    Some of the proposals are plain daft. Coffee shops in libraries not only make a loss, but also take trade from the High street, which is in opposition to other aspects of government policy

Latest

  • Comment Give Londoners more control over Transport for London

    Give Londoners more control over Transport for London

    Transport for London is London’s biggest and arguably least accountable quango. Bossed by the Mayor, in practice it is answerable to no one in London apart from him. Londoners have virtually no say in what it does. Fares go up with Londoners having no chance to stop them, never mind reduce them, while vanity projects such as a plan for an estuary airport, on which a royal ransom has been spent, and a cable car that carries few passengers, are […]

    Read more →
  • News Danczuk/Farage photo sparks new defection concerns

    Danczuk/Farage photo sparks new defection concerns

    This is what page 9 of today’s Sun looks like (h/t @DavidWooding):   It appears that Rochdale Labour MP Simon Danczuk – no stranger to strident views on Ed Miliband or party policy – met Nigel Farage for a few beers last week. And despite the encounter taking place far from the prying eyes of Westminster, it seems they were entirely coincidentally photographed by The Sun… Their meeting has obviously raised concerns that Danczuk might defect to UKIP – he’s […]

    Read more →
  • Comment Growing the economy outside London

    Growing the economy outside London

    This article is from Our Labour, Our Communities – a pamphlet of 10 essays by Labour PPCs, published by LabourList in partnership with Lisa Nandy MP. All politicians believe (or claim to believe) in certain things, from regional devolution to a welfare policy that works. However when it comes to stepping up and making the big changes that may lead to less power in Westminster (or an unpopular decision) that conviction wavers. Over the next ten years our leaders will decide what […]

    Read more →
  • Featured Labour moves into seven point poll lead with Opinium

    Labour moves into seven point poll lead with Opinium

    After a mixed (at best) week of polling for Labour, the year may be ending on a high note, with Opinium’s poll for the Observer putting the party seven points ahead of the Tories. In the past month (including the period since the Autumn Statement) Labour’s vote share has increased from 34 points to 36, whilst the Tories are unchanged on 29 points. In terms of leadership ratings, Cameron still leads – but the gap is narrowing. Whilst the Labour […]

    Read more →
  • Comment Educating Labour: We need a school system that will deliver equity as well as excellence   

    Educating Labour: We need a school system that will deliver equity as well as excellence  

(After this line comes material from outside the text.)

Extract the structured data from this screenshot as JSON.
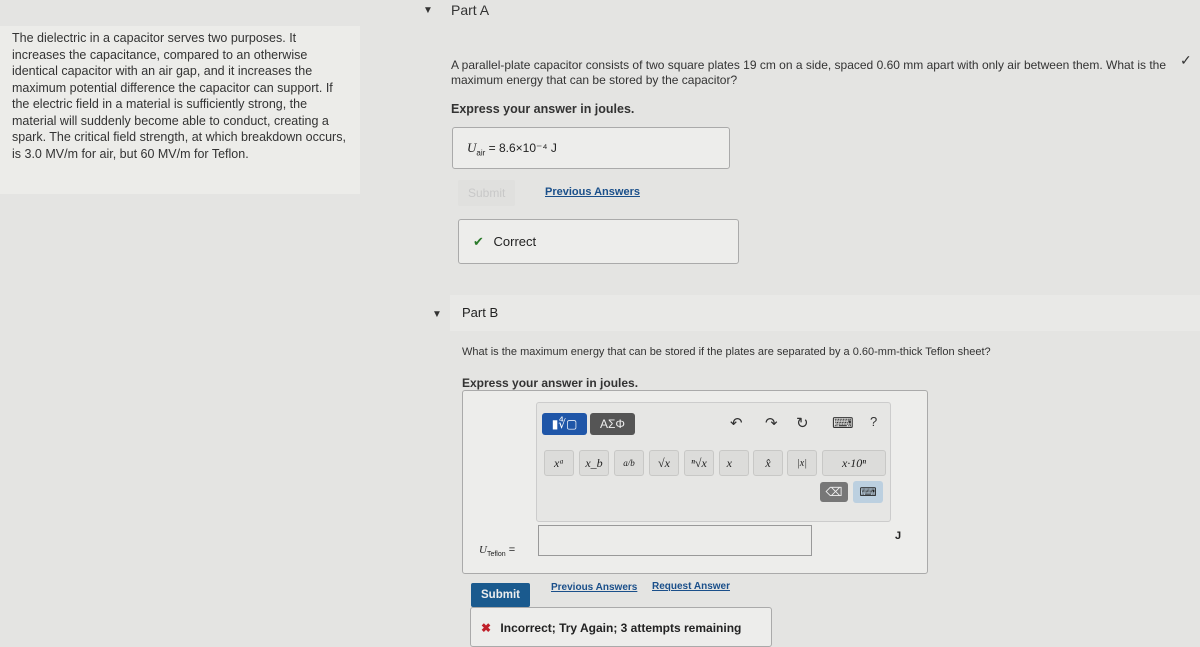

    Should Labour win the next general election its new Education Secretary will inherit a school system that has been subject to significant ‘diversification’ and ‘structural reform’ since 2010. The key question for many Labour members and supporters is should a new Labour government continue with this focus on system-wide reform or put its efforts and resources into teaching and learning programmes that are proven to raise standards? The past 50 years of school reform in England shows us that the […]

    Read more →